and healthy condition, having matured its first
five series of stock, and is now recognized as one
of the most substantial and prosperous corpora-
tions of the kind.

Mr. Baker is a conservative, energetic and far-
seeing business man, and eminently adapted to
the management of involved and extensive finan-
cial accounts. He is known as one of the well-
informed men in the city on matters pertaining to
building and loan associations, and his services
and counsel are frequently sought by other in-
dividuals and corporations whose affairs have be-
come entangled through incompetent or unfaith-
ful management. In addition to his duties as
Secretary of the association with which he is now
identified, he transacts a general loan and fire in-
surance business.

In 1877 Mr. Baker was married to Miss Agnes
M. Milne, daughter of Robert Milne, of Lock-
port, Illinois. Mr. Milne, who was an early set-
tler at that place, became one of the leading farm-
ers and stock-breeders of Illinois, and served as
a member of the first Board of Canal Commis-
sioners appointed by the Governor of the State.
He lived to the age of eighty-seven years, passing
away in November, 1891. Mrs. Baker, who is
an accomplished and amiable lady, is the mother
of a son and two daughters. Horace S., the son,
is a student at the Evanston Township High
School. The daughters are named, respectively,
Adeline M. and Elsie M. The family is con-
nected with the Congregational Church of Evan-
ston, which city has been its home since the
spring of 1890. Mr. Baker is a member of
Unity Council of the National Union at Evanston,
and of John A. Logan Post, Grand Army of the
Republic. He has been connected with the Ma-
sonic order since he was twenty-one years old,
and in political sentiment is an independent Re-
publican. He entertains no aspirations for polit-
ical honors, but endeavors in a quiet way to fulfill
all the duties of an American citizen.

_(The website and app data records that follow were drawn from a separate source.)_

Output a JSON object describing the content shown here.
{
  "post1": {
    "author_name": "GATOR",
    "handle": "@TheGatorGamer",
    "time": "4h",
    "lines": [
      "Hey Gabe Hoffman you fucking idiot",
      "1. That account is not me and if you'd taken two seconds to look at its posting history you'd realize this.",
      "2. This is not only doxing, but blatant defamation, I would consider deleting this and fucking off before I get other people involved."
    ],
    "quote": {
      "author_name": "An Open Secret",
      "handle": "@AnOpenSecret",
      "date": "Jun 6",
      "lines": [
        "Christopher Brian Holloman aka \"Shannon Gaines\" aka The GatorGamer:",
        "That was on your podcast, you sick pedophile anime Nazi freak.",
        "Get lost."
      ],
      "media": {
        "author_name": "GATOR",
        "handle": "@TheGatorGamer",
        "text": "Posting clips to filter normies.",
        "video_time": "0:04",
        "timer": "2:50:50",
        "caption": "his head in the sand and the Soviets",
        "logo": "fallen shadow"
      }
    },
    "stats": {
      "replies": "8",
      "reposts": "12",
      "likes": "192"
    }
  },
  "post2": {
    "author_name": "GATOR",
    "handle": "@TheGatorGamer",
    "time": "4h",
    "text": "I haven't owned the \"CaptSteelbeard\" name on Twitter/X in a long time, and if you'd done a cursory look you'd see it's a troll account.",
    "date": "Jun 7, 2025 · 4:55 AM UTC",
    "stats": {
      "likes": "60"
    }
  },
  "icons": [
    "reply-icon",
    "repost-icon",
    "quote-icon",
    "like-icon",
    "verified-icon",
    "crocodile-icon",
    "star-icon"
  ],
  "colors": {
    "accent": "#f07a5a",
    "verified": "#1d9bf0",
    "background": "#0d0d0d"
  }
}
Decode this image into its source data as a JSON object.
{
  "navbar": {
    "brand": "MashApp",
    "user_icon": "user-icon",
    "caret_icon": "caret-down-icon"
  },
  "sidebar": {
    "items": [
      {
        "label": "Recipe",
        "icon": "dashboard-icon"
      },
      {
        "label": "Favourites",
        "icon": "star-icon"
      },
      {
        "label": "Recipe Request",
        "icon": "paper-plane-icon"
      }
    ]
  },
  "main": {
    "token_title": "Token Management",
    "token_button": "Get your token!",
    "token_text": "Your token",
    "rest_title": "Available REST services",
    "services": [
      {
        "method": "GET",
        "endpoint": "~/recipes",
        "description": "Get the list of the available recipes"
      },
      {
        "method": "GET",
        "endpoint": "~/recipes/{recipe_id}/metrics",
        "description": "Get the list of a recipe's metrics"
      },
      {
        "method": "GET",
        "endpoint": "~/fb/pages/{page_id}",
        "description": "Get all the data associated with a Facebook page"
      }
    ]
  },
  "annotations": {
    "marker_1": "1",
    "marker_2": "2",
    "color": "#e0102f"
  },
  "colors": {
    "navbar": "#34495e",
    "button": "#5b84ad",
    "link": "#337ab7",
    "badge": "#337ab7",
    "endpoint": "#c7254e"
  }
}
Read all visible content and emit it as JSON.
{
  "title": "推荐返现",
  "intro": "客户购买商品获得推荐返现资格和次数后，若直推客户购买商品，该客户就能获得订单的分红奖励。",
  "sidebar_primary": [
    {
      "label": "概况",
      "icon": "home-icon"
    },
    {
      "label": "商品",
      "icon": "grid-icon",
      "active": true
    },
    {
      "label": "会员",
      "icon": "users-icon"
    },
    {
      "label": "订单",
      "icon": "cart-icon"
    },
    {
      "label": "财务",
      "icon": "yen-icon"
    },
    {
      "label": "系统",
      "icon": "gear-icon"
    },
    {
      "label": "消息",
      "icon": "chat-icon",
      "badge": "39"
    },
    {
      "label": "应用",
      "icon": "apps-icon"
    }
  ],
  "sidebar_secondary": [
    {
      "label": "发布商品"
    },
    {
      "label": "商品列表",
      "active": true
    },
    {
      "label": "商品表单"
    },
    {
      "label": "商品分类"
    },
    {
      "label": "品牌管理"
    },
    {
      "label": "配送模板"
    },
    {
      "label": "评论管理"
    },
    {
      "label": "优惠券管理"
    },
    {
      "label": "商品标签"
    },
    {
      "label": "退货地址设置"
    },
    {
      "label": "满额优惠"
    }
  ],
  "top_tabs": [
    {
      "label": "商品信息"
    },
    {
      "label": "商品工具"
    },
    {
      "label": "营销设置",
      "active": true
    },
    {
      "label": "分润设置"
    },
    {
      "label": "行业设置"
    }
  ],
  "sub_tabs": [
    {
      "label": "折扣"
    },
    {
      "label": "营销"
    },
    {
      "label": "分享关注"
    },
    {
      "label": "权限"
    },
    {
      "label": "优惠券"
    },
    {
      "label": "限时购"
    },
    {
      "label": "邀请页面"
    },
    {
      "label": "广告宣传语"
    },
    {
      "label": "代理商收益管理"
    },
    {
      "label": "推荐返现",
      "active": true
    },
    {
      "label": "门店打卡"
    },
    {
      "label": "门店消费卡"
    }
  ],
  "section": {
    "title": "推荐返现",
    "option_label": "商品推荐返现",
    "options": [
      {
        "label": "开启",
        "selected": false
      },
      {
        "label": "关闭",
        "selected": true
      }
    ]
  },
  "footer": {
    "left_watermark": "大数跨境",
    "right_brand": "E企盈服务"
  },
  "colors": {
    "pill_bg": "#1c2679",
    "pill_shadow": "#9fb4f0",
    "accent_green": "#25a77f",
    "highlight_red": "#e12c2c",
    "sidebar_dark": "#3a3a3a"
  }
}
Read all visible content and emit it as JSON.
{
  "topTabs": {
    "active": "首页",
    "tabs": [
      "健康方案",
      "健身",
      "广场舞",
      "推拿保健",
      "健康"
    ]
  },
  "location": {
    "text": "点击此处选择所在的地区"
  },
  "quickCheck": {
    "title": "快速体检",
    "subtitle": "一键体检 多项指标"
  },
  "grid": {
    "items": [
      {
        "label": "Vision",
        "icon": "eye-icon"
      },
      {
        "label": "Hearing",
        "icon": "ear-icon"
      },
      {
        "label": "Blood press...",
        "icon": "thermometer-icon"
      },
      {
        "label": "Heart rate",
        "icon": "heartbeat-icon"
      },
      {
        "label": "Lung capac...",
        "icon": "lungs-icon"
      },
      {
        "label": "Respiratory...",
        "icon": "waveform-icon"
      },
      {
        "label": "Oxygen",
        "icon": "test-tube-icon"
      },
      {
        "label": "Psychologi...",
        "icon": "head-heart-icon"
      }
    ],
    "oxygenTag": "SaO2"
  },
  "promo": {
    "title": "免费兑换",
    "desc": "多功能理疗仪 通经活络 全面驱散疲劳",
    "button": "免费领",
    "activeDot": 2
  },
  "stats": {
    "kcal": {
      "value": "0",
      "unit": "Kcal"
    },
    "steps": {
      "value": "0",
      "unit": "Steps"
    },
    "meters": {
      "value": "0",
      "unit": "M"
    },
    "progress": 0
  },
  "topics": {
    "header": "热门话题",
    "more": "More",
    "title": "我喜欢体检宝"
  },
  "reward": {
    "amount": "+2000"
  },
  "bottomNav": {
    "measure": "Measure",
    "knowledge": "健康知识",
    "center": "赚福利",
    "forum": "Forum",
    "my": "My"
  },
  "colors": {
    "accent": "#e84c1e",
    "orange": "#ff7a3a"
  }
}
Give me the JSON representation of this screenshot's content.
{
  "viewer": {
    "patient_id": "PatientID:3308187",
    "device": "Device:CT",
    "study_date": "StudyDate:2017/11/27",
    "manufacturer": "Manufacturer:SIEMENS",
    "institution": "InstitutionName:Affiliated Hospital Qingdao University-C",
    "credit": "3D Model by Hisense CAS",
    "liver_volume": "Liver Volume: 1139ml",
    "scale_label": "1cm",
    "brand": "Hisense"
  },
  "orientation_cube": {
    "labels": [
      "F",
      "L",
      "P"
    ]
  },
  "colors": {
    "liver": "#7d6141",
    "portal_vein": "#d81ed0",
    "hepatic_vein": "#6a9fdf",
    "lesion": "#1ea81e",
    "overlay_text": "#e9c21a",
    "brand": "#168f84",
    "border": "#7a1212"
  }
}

ing life work of Uriah H. Wheeler ended a
branch of one of the distinguished Bay State
families; which pathetic fact invites attention well
back towards primal Pilgrim days, an era of rug-
gedly severe but sterling deeds. Briefly told, the
story runs as follows: Traditionally from Wales,
in 1640 (only twenty years subsequent to the im-
mortal landing of the Pilgrims), Thomas Wheeler
is found at Concord, Massachusetts, historic scene
of the "Minute-men" fight in earliest Revolu-
tionary times. Here he founded a large family,
in evidence of which fact it is only necessary to
say that persons bearing this name have from
that day to this always exceeded the numbers of
those of any other family name in that town.

He rose to the rank of Captain, and as such
was in command of that intrepid score of com-
rades who made the march in 1675 to Brookfield,
to treat with King Philip, where, falling into an
ambush, about one- half of the band was slaugh-
tered. Captain Wheeler had his horse shot under
him while in the saddle, and, being himself badly
wounded, was from under the very tomahawks of
savage foes rescued by his son, Sergeant Thomas
Wheeler, who, although suffering from wounds,
placed his father upon another horse of a fallen
soldier, and from the bloody scene both found
safety in flight.

The following year, Captain Wheeler died,
never having recovered from the effects of his
wounds. Thomas Wheeler, junior, in the mean
time having married and had children, later re-
moved to the rapidly developing town of Marl-
boro, situated only a few miles west.

The scene now changes to New Marlboro, in
Berkshire County, western Massachusetts, whose
original grantors were principally from Marlboro,
whence the name. Benjamin Wheeler, a de-
scendant of the said Thomas Wheeler, junior,

Online LibraryJohn MorleyAlbum of genealogy and biography, Cook County, Illinois : with portraits (Volume 1900) → online text (page 66 of 111)